The Green Army, the second-lowest ranked team in the tournament, upset the odds to reach the last two in London, but were outclassed in yesterday’s loss to defending champions Holland.
Graham Shaw’s side will receive a civic reception hosted by the Lord Mayor of Dublin this evening in honour of their achievement.
Ireland’s previous best finish in the competition was 11th place in 1994, and Mullan feels the team have helped create a lasting legacy.
“We’ve been living in a bit of a bubble so I don’t think we really realise what is going on at home so that’s something really exciting to go back to,” said Mullan.
“I really think we’ve put hockey on the map and we’ve made a real difference.
“You always say at the start of each tournament you want to inspire the next generation and sometimes you don’t really think about it, but now I think we’ve definitely done that and it’s more than we ever could have imagined.
“We wanted to come here and cause an upset, and flip me, we’ve caused an upset. All the girls have enjoyed every single second of it.
“It’s stories like this, this is why we all play sport and it’s amazing talking to people from other nations. Literally everyone was behind us because we did something really, really special. I’m just so proud of the girls.”
The free-scoring Dutch, who registered 29 goals in five matches to reach the final, retained the trophy won on home soil four years ago with ease and have now won the competition a record eight times.
Goals from Lidewij Welten, Kelly Jonker, Kitty van Male, Malou Pheninckx, Marloes Keetels and Caia van Maasakker earned their emphatic win at the Lee Valley Hockey Stadium.

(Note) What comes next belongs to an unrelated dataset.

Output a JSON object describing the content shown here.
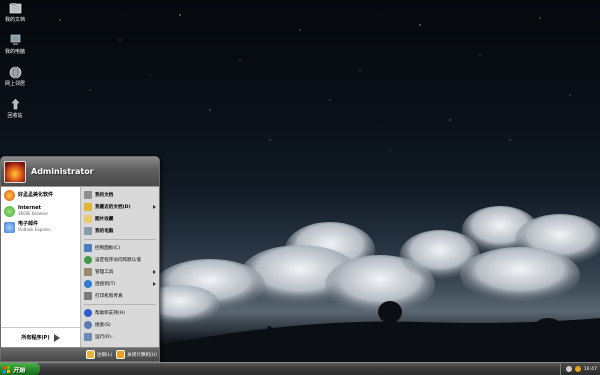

Dutch coach Alyson Annan said: “We did what we had to do and I’m really proud of them.”